Paul Simon

It wasn’t surprising that Paul Simon launched a successful solo career after leaving Simon and Garfunkel, given that he wrote all of the group’s original material. There’s definitely a school of thought that enjoys Simon and Garfunkel but dislikes Simon’s solo career, a mindset that I don’t share – mostly Simon’s solo career is a natural continuation of his work with the duo. For instance, a lot of the material from 1973’s There Goes Rhymin’ Simon would work as a followup to Bridge Over Troubled Water.

While he started in the folk movement, Simon’s picked up musical styles from all over the world, incorporating them into his music. He’s never really stopped exploring new sonic territory, and his most recent solo album, released at the age of 74, assimilates influences from Harry Partch.

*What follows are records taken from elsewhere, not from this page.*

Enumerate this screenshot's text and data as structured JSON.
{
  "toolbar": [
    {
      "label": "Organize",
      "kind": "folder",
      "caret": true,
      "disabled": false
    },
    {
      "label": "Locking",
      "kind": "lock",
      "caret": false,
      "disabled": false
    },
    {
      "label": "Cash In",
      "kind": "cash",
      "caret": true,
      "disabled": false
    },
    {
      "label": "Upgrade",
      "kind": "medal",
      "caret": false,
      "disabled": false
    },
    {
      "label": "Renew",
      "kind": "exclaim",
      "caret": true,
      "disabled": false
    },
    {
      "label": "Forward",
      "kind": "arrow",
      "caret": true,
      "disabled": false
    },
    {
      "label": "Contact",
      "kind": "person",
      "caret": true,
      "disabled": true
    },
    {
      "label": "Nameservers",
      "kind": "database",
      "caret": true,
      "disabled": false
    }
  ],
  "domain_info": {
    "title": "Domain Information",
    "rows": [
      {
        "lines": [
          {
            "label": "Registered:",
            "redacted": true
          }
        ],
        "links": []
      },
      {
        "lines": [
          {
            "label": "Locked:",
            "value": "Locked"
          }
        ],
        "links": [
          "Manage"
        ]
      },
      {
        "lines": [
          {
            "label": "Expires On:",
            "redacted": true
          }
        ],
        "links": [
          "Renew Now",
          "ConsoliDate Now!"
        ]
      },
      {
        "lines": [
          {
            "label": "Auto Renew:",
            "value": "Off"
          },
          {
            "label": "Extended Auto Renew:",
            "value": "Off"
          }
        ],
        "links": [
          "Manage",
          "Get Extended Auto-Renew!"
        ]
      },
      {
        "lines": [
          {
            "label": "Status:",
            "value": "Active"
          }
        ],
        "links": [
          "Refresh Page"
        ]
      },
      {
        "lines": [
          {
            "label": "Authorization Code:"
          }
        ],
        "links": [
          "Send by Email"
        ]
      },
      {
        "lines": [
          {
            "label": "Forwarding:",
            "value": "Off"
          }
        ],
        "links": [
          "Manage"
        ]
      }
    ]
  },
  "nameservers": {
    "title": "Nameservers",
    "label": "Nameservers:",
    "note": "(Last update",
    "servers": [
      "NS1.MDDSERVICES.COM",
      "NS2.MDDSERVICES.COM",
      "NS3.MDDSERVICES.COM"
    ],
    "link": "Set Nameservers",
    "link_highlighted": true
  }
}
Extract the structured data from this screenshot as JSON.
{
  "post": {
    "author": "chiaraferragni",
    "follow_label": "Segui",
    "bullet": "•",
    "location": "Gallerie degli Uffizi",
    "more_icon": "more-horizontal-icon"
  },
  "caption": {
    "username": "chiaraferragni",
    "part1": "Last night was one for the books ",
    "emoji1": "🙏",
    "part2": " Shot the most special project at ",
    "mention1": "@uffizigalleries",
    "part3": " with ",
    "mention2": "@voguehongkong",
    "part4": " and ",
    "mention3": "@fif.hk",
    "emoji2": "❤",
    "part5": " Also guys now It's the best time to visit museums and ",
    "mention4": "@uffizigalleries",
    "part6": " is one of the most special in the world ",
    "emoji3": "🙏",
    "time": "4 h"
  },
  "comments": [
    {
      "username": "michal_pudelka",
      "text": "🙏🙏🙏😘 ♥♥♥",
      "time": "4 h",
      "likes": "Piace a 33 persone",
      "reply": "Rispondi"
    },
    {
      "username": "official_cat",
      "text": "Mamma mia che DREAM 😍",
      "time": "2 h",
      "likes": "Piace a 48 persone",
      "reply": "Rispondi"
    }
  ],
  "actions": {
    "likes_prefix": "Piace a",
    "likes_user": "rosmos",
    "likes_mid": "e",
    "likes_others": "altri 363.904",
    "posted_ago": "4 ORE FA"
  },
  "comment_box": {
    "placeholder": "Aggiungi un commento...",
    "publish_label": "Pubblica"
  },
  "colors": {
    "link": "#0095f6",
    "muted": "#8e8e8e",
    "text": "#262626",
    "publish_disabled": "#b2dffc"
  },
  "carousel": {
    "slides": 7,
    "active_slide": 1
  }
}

Simon released an excellent pair of solo albums early in the 1970s, then drifted a little. He got back on track artistically with the inconsistent but often excellent Hearts and Bones (1983), while 1986’s Graceland was an unexpected commercial revival. At this point, I’ve only covered up until 1990’s Rhythm of the Saints. While his next album, 1997’s Songs from the Capeman was a career low point, what I’ve heard from his 21st century output has been surprisingly solid, and I’ll cover it sometime. His conversational style has aged gracefully, and he’s released an album only about every five years, so generally his late catalogue is well-crafted and consistent.

Ten Favourite Paul Simon Songs

Diamonds on the Soles of Her Shoes
Rene and Georgette Magritte With Their Dog After The War
American Tune
Peace Like A River
Mother and Child Reunion
Train in the Distance
Something So Right
Under African Skies
Spirit Voices
Wartime Prayers